Review – The Polymer Beat
The Polymer Beat moves the Obolonk action toward not just the robots which have an overall story line—it also explores main character Peri Martin’s romance with spy Dave Shepherd.
Just like that universe’s society is tripartite, so are the three novels. So the first one, The Obolonk Murders, is all about the aliens.
And this, the second work, The Polymer Beat, is dedicated to semi-sapient and more than semi-sapient robots. Hence the third is all about humans and is called The Badge of Humanity.
The second and third novels also have somewhat punny titles, with both playing off the police props of badges and walking a beat. The reference to polymer is because of robots. These books all have themes. This one is robots although I will admit it’s subtle.
The beat reference also connotes hearts beating.
After I picked The Obolonk Murders back up again in 2014, I realized I had the makings of a trilogy on my hands. Hence The Polymer Beat became my 2014 NaNoWriMo project.
I also had a few dangling bits from the first book, including solving the murder and Peri’s disastrous first date with Dave.
As Peri and Tommy work on the Obolonk cases, Peri and Dave Shepherd get closer. Peri knows this is a bad idea, but she goes along with it anyway. And, as she and Tommy continue to try to find the killers, she notices Tommy’s simplistic robotic feelings are taking a turn. Could Tommy become jealous?
The main character (as before) is Detective Sergeant Peri Martin. The scenes shift from the Boston Megalopolis to various places in the Solar System, including Ganymede.
Other characters include Tommy, Dave, They Say This is the One, Sally Bowles AKA They Say This One Tiles Bathrooms Adequately, and lawyer Akanksha Kondapalli.
“Were you programmed to be an optimist?”
He considered the question briefly. “I cannot tell.”
“That’s okay. You know I’m gonna have dinner with Shepherd tonight, right?”
“Yes,” he mumbled as she hoisted her bag onto the room’s sole bed.
Peri stopped what she was doing and came close to the robot. “What is it?”
“It is nothing.”
She looked at him closely. “If I didn’t know any better, Tom, I’d swear you were upset.” He stood there stoically, although she did see him scan once, briefly.
Peri returned to her bag and began unpacking it, stuffing most of her clothing into the top drawer of the room’s sole bureau. “I’m not even so sure why I’m going out with him, truth be told.”
“I do not understand.”
“Heh, I would explain it if I could.

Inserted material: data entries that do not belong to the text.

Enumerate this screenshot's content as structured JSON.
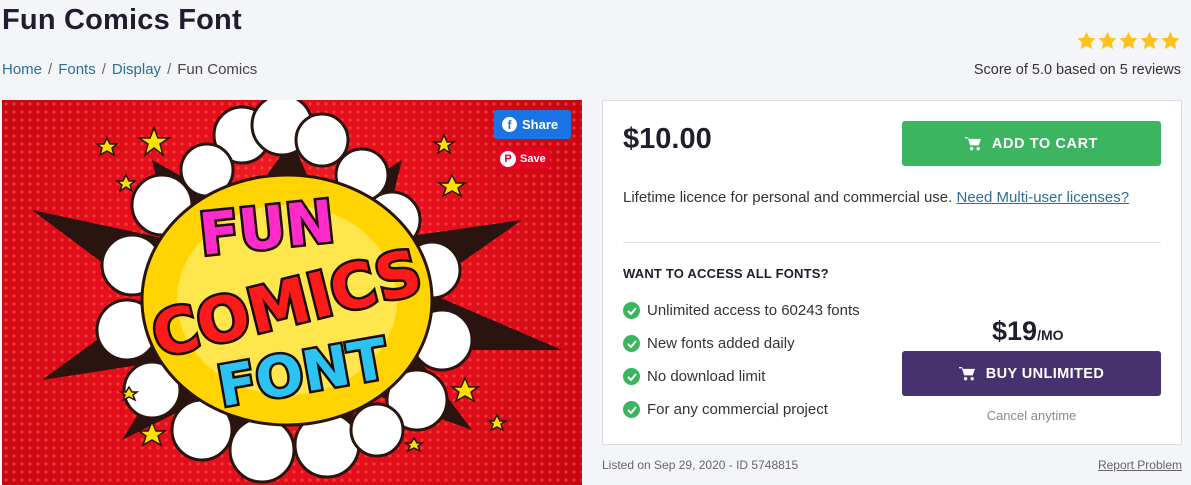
{
  "page": {
    "title": "Fun Comics Font"
  },
  "breadcrumb": [
    {
      "label": "Home"
    },
    {
      "label": "Fonts"
    },
    {
      "label": "Display"
    },
    {
      "label": "Fun Comics"
    }
  ],
  "rating": {
    "stars": 5,
    "max": 5,
    "score_text": "Score of 5.0 based on 5 reviews",
    "star_color": "#ffc21a"
  },
  "hero": {
    "art_lines": [
      "FUN",
      "COMICS",
      "FONT"
    ],
    "share_label": "Share",
    "save_label": "Save"
  },
  "purchase": {
    "price": "$10.00",
    "add_to_cart_label": "ADD TO CART",
    "licence_text": "Lifetime licence for personal and commercial use.",
    "licence_link": "Need Multi-user licenses?",
    "cart_color": "#3cb561"
  },
  "unlimited": {
    "title": "WANT TO ACCESS ALL FONTS?",
    "features": [
      "Unlimited access to 60243 fonts",
      "New fonts added daily",
      "No download limit",
      "For any commercial project"
    ],
    "price": "$19",
    "per": "/MO",
    "button_label": "BUY UNLIMITED",
    "cancel_text": "Cancel anytime",
    "button_color": "#46326f"
  },
  "footer": {
    "listed_text": "Listed on Sep 29, 2020 - ID 5748815",
    "report_label": "Report Problem"
  }
}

It’s not like my mini-phone’s been chiming all day with offers since Charlie died.”
“Is this,” the robot paused, maybe to select the proper words, “your first such offer since that event?”
“Event,” she echoed, taking a shimmering silver dress out of her bag, “that makes it sound as if there were engraved invitations, or something.”
“I did not intend that definition.”
“I know you didn’t. But you gotta understand, Tom, or at least just, just try to. I saw Charlie mortally wounded by a scrubbed hot gun. It happened right in front of me.”
“That is what your psychiatric evaluation said.”
Trembling, she looked daggers at him. “What else do you know about me that’s private?”
The book has a T rating. There are no really violent scenes but there is an explicit sex scene. Occasional bad language, but not much.
The Polymer Beat: Upshot
It would be great to get some developmental editing help with the dragging parts in the middle to last third.
But I like the idea of it, and I think Tommy in particular gets developed much better. Dave remains an enigma, but that’s the idea. He is a spy, after all.Self-Review — The Polymer Beat #amreviewing Click To Tweet